From the Start, He Envisioned a World-Class Facility
There weren’t many years in the beginning of Ralph Hamilton’s life when he wasn’t involved in healthcare in one way or another, and it appears there won’t be many in the latter part of his life, either.
The esteemed ophthalmologist turned 83 recently and has no plans to retire, even though his legacy was secured in 2005 with the opening of the Hamilton Eye Institute.
“I may have to (retire) before I want to, but I don’t want to,” he said. “I still enjoy seeing patients.”
Although he is a man of vision, as a youngster in East Tennessee, he hardly could have envisioned that a renowned eye institute would someday bear his name. His introduction to the practice of medicine came by way of assisting his father, an eye, ear, nose and throat doctor. After school, Hamilton would accompany him on trips to patients’ homes in the Knoxville area. During cataract surgery, Hamilton would hold a light that illuminated the patients’ eyes.
The procedures took place in homes because many of the patients they saw lacked the means or insurance to afford the hospital stay of seven to 10 days that was required back then.
“He catered to them; he came from that kind of background,” Hamilton said. “People didn’t have money in East Tennessee in those days.

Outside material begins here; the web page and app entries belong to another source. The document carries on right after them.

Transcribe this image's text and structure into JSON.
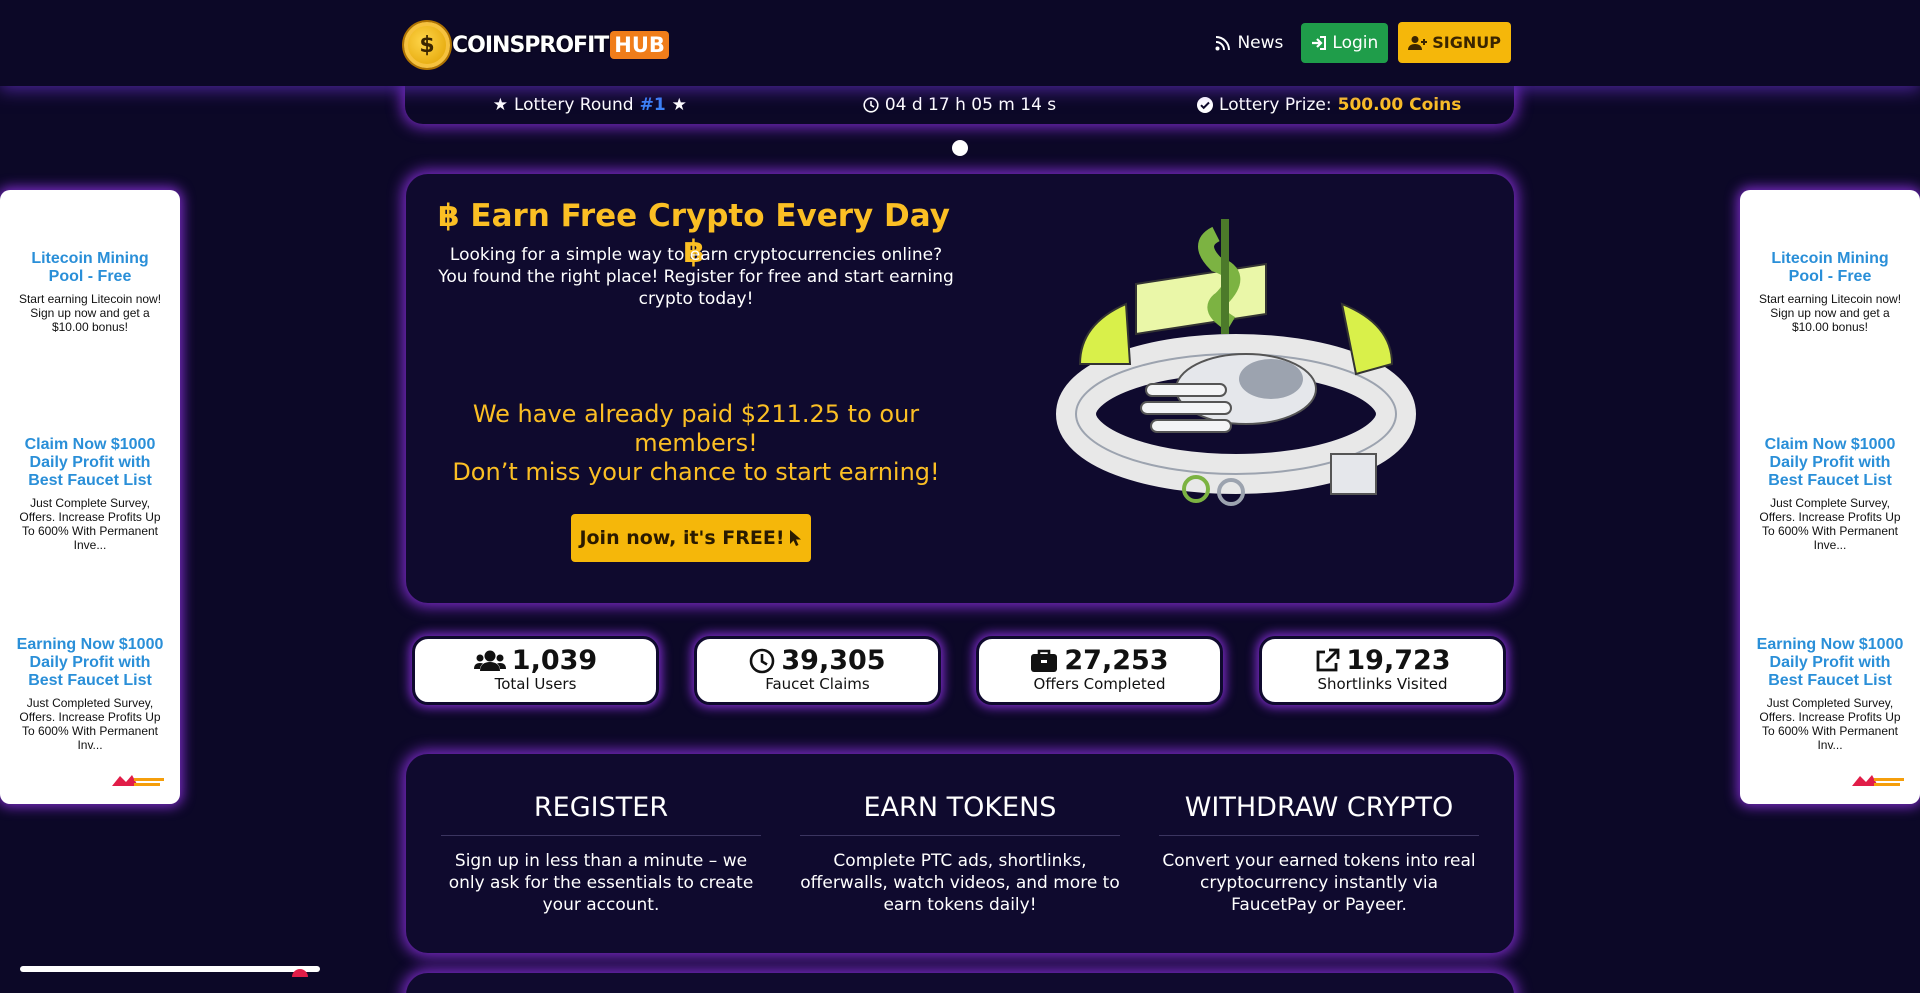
{
  "header": {
    "logo_text": "COINSPROFIT",
    "logo_hub": "HUB",
    "logo_coin_symbol": "$",
    "nav": {
      "news": "News",
      "login": "Login",
      "signup": "SIGNUP"
    }
  },
  "lottery": {
    "round_label": "Lottery Round",
    "round_number": "#1",
    "countdown": "04 d 17 h 05 m 14 s",
    "prize_label": "Lottery Prize:",
    "prize_value": "500.00 Coins"
  },
  "hero": {
    "title": "Earn Free Crypto Every Day",
    "title_symbol": "฿",
    "description": "Looking for a simple way to earn cryptocurrencies online? You found the right place! Register for free and start earning crypto today!",
    "paid_line1": "We have already paid $211.25 to our members!",
    "paid_line2": "Don’t miss your chance to start earning!",
    "cta": "Join now, it's FREE!"
  },
  "ads": {
    "items": [
      {
        "title": "Litecoin Mining Pool - Free",
        "text": "Start earning Litecoin now! Sign up now and get a $10.00 bonus!"
      },
      {
        "title": "Claim Now $1000 Daily Profit with Best Faucet List",
        "text": "Just Complete Survey, Offers. Increase Profits Up To 600% With Permanent Inve..."
      },
      {
        "title": "Earning Now $1000 Daily Profit with Best Faucet List",
        "text": "Just Completed Survey, Offers. Increase Profits Up To 600% With Permanent Inv..."
      }
    ]
  },
  "stats": [
    {
      "icon": "users-icon",
      "value": "1,039",
      "label": "Total Users"
    },
    {
      "icon": "clock-icon",
      "value": "39,305",
      "label": "Faucet Claims"
    },
    {
      "icon": "briefcase-icon",
      "value": "27,253",
      "label": "Offers Completed"
    },
    {
      "icon": "external-link-icon",
      "value": "19,723",
      "label": "Shortlinks Visited"
    }
  ],
  "steps": [
    {
      "title": "REGISTER",
      "text": "Sign up in less than a minute – we only ask for the essentials to create your account."
    },
    {
      "title": "EARN TOKENS",
      "text": "Complete PTC ads, shortlinks, offerwalls, watch videos, and more to earn tokens daily!"
    },
    {
      "title": "WITHDRAW CRYPTO",
      "text": "Convert your earned tokens into real cryptocurrency instantly via FaucetPay or Payeer."
    }
  ],
  "colors": {
    "background": "#0c0827",
    "accent": "#fbbf24",
    "glow": "#9333ea",
    "login": "#1f9d4a",
    "round": "#3b82f6"
  }
}
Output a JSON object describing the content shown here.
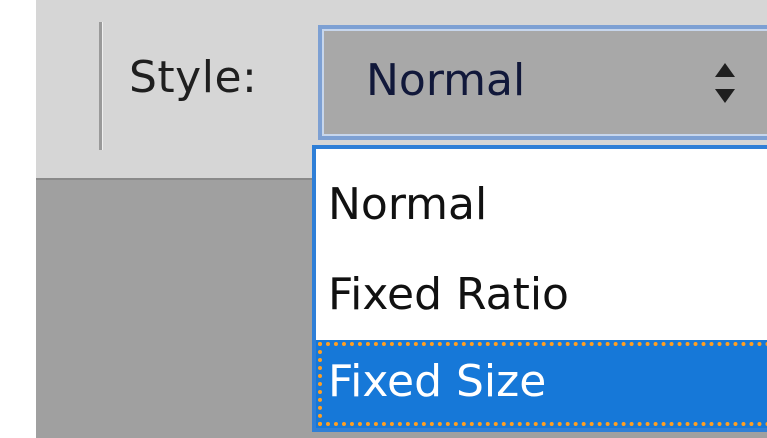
{
  "toolbar": {
    "style_label": "Style:"
  },
  "style_select": {
    "value": "Normal",
    "arrow_icon": "updown-arrows-icon",
    "options": [
      {
        "label": "Normal"
      },
      {
        "label": "Fixed Ratio"
      },
      {
        "label": "Fixed Size"
      }
    ],
    "highlighted": "Fixed Size"
  },
  "colors": {
    "accent": "#1678d8",
    "focus_border": "#2f7fd7",
    "focus_ring": "#ff9f22",
    "toolbar_bg": "#d6d6d6",
    "canvas_bg": "#a0a0a0"
  }
}
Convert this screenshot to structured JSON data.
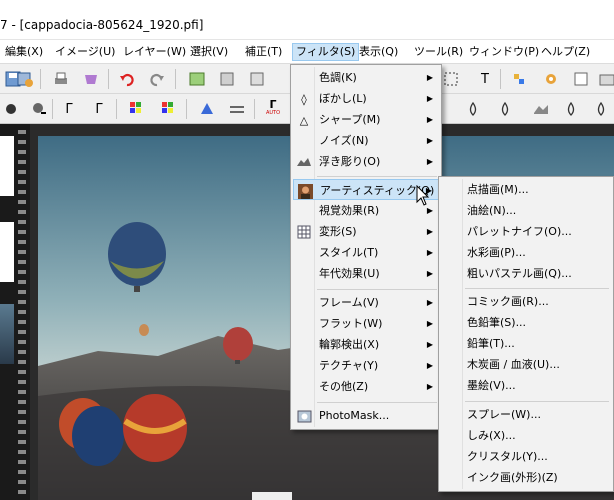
{
  "window": {
    "title": "7 - [cappadocia-805624_1920.pfi]"
  },
  "menubar": {
    "items": [
      {
        "label": "編集(X)"
      },
      {
        "label": "イメージ(U)"
      },
      {
        "label": "レイヤー(W)"
      },
      {
        "label": "選択(V)"
      },
      {
        "label": "補正(T)"
      },
      {
        "label": "フィルタ(S)"
      },
      {
        "label": "表示(Q)"
      },
      {
        "label": "ツール(R)"
      },
      {
        "label": "ウィンドウ(P)"
      },
      {
        "label": "ヘルプ(Z)"
      }
    ],
    "active": "フィルタ(S)"
  },
  "toolbar2": {
    "zoom_label": "AUTO"
  },
  "filter_menu": {
    "items": [
      {
        "label": "色調(K)",
        "icon": "none",
        "submenu": true
      },
      {
        "label": "ぼかし(L)",
        "icon": "drop-icon",
        "submenu": true
      },
      {
        "label": "シャープ(M)",
        "icon": "triangle-icon",
        "submenu": true
      },
      {
        "label": "ノイズ(N)",
        "icon": "none",
        "submenu": true
      },
      {
        "label": "浮き彫り(O)",
        "icon": "emboss-icon",
        "submenu": true
      },
      {
        "label": "アーティスティック(Q)",
        "icon": "portrait-icon",
        "submenu": true,
        "highlighted": true
      },
      {
        "label": "視覚効果(R)",
        "icon": "none",
        "submenu": true
      },
      {
        "label": "変形(S)",
        "icon": "grid-icon",
        "submenu": true
      },
      {
        "label": "スタイル(T)",
        "icon": "none",
        "submenu": true
      },
      {
        "label": "年代効果(U)",
        "icon": "none",
        "submenu": true
      },
      {
        "label": "フレーム(V)",
        "icon": "none",
        "submenu": true
      },
      {
        "label": "フラット(W)",
        "icon": "none",
        "submenu": true
      },
      {
        "label": "輪郭検出(X)",
        "icon": "none",
        "submenu": true
      },
      {
        "label": "テクチャ(Y)",
        "icon": "none",
        "submenu": true
      },
      {
        "label": "その他(Z)",
        "icon": "none",
        "submenu": true
      },
      {
        "label": "PhotoMask...",
        "icon": "photomask-icon",
        "submenu": false
      }
    ]
  },
  "artistic_submenu": {
    "items": [
      {
        "label": "点描画(M)..."
      },
      {
        "label": "油絵(N)..."
      },
      {
        "label": "パレットナイフ(O)..."
      },
      {
        "label": "水彩画(P)..."
      },
      {
        "label": "粗いパステル画(Q)..."
      },
      {
        "label": "コミック画(R)..."
      },
      {
        "label": "色鉛筆(S)..."
      },
      {
        "label": "鉛筆(T)..."
      },
      {
        "label": "木炭画 / 血液(U)..."
      },
      {
        "label": "墨絵(V)..."
      },
      {
        "label": "スプレー(W)..."
      },
      {
        "label": "しみ(X)..."
      },
      {
        "label": "クリスタル(Y)..."
      },
      {
        "label": "インク画(外形)(Z)"
      }
    ]
  },
  "colors": {
    "highlight": "#cce4f7",
    "highlight_border": "#99c9ef",
    "menu_bg": "#f2f2f2"
  }
}
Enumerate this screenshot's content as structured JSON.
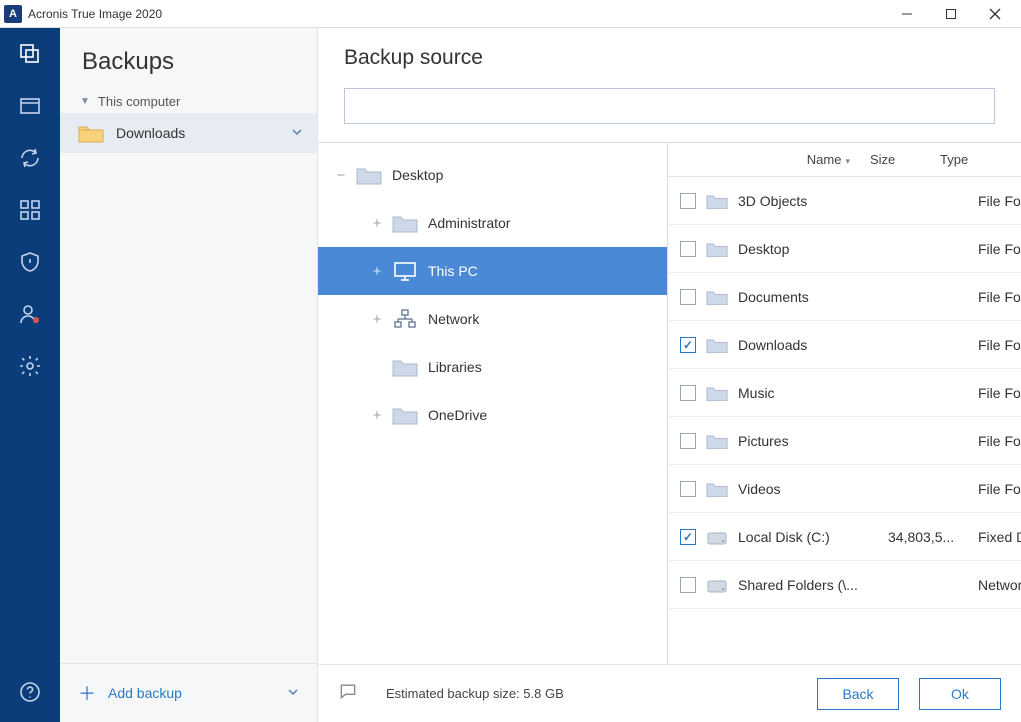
{
  "app_title": "Acronis True Image 2020",
  "sidebar": {
    "heading": "Backups",
    "group_label": "This computer",
    "item_label": "Downloads",
    "add_label": "Add backup"
  },
  "content": {
    "heading": "Backup source",
    "tree": [
      {
        "label": "Desktop",
        "icon": "folder",
        "level": 0,
        "tw": "−",
        "selected": false
      },
      {
        "label": "Administrator",
        "icon": "folder",
        "level": 1,
        "tw": "+",
        "selected": false
      },
      {
        "label": "This PC",
        "icon": "monitor",
        "level": 1,
        "tw": "+",
        "selected": true
      },
      {
        "label": "Network",
        "icon": "network",
        "level": 1,
        "tw": "+",
        "selected": false
      },
      {
        "label": "Libraries",
        "icon": "folder",
        "level": 1,
        "tw": "",
        "selected": false
      },
      {
        "label": "OneDrive",
        "icon": "folder",
        "level": 1,
        "tw": "+",
        "selected": false
      }
    ],
    "columns": {
      "name": "Name",
      "size": "Size",
      "type": "Type"
    },
    "rows": [
      {
        "name": "3D Objects",
        "icon": "folder",
        "checked": false,
        "size": "",
        "type": "File Fold"
      },
      {
        "name": "Desktop",
        "icon": "folder",
        "checked": false,
        "size": "",
        "type": "File Fold"
      },
      {
        "name": "Documents",
        "icon": "folder",
        "checked": false,
        "size": "",
        "type": "File Fold"
      },
      {
        "name": "Downloads",
        "icon": "folder",
        "checked": true,
        "size": "",
        "type": "File Fold"
      },
      {
        "name": "Music",
        "icon": "folder",
        "checked": false,
        "size": "",
        "type": "File Fold"
      },
      {
        "name": "Pictures",
        "icon": "folder",
        "checked": false,
        "size": "",
        "type": "File Fold"
      },
      {
        "name": "Videos",
        "icon": "folder",
        "checked": false,
        "size": "",
        "type": "File Fold"
      },
      {
        "name": "Local Disk (C:)",
        "icon": "disk",
        "checked": true,
        "size": "34,803,5...",
        "type": "Fixed D"
      },
      {
        "name": "Shared Folders (\\...",
        "icon": "disk",
        "checked": false,
        "size": "",
        "type": "Networ"
      }
    ]
  },
  "bottom": {
    "estimate": "Estimated backup size: 5.8 GB",
    "back": "Back",
    "ok": "Ok"
  }
}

“He didn’t operate until they were essentially blind in both eyes. We’d go back later and put the big, thick glasses on them, which is all we had after cataract surgery back then, and they were ecstatically happy. I decided then that this was the life for me. That’s really what inspired me. I got into ophthalmology early. I decided as a teenager that I wanted to do that for a living.”
The same bug that Hamilton caught has proved to be contagious in his family. Two sons are also ophthalmologists. A grandson is in medical school, and “we hope he’ll do the same thing,” Hamilton said.
Going back even further, Hamilton’s great-grandfather on his mother’s side was a general practitioner who traveled by horseback to see patients between Maryville and Cades Cove in East Tennessee.
After starting at the University of Tennessee at Knoxville at age 16, Hamilton went on to earn a medical degree from UT College of Medicine in 1952. Later that decade, he earned a master’s degree in ophthalmology at the University of Pennsylvania. While he was there, he was a full-time resident at the Wills Eye Hospital in Philadelphia. His experience at Wills proved to be pivotal.
Wills dates to 1832, when James Wills Jr., a Quaker merchant, gave $116,000 to Philadelphia to be used for care of “the indigent, blind and lame.” Wills Eye Hospital opened in 1834.
“From that, it grew into a great organization,” Hamilton said, “which I was fortunate to be trained in, and I wanted to bring that sort of thing to Memphis when I came here in 1959.”
The idea for a Memphis eye institute was thus conceived, but turning idea into reality was more difficult than Hamilton imagined.
“I tried for 30 years to do it, unsuccessfully,” he said, “until we did do it in 1995 with the advent of bringing Dr. Barrett Haik here to chair the department. I was instrumental in bringing him here from New Orleans, but he’s the one who really did the eye institute. They named it after me, but he was the one who did it. I had the idea, but I didn’t have the know-how to raise money, get grants and all that sort of thing that he did.”
Haik came in as chairman of the Department of Ophthalmology at UTHSC and, Hamilton added, to continue his work in cancer, specifically cancers of the eye and face. Hamilton said the chance to work at St. Jude was instrumental in Haik’s decision to come. Haik led the capital campaign that ultimately made the Hamilton Eye Institute happen. Toward that end, Hamilton contributed $6 million of his own money.
“Baptist Hospital moved out east,” he said, “and donated to us this building, which is probably a $65 million building. We had to renovate it all, but Baptist contributed a lot.”
From the beginning, Hamilton envisioned a world-class facility. “It’s what we want, and I think it’s what we have,” he said. “We have patients from all over the world.”
Not only does HEI train residents to become ophthalmologists, it describes its mission as bringing together “researchers, clinicians, students, nurses and technicians. . . under one roof to study the eye, share knowledge and care for patients.” Those patients, Hamilton noted, include the indigent.
Aside from his training in Philadelphia and two years in the Army, Hamilton has spent his entire career in Memphis. The city is much better for it, not only for his medical achievements but also a broad spectrum of philanthropy. He and his wife, Barbara, were honored in 2008 as the University of Tennessee’s Philanthropists of the Year.
As he once told Tennessee Alumnus magazine, “Giving is a learned thing. But once you do it, you like it.”
Other honors have included a UTHSC College of Medicine’s Outstanding Alumnus Award, and a Lifetime Achievement Award from Memphis Business Journal.
Hamilton has reduced his workload in recent years, but only slightly. He works 4 ½ days a week now – “five years ago I quit working on Saturdays.” He performs surgery fairly rarely now.
Away from work, he rides horses and still plays singles tennis.
Looking back, he can hardly think of any disappointments in a long and distinguished career.
“I’ve been pretty blessed,” he said. “I don’t have much to complain about.”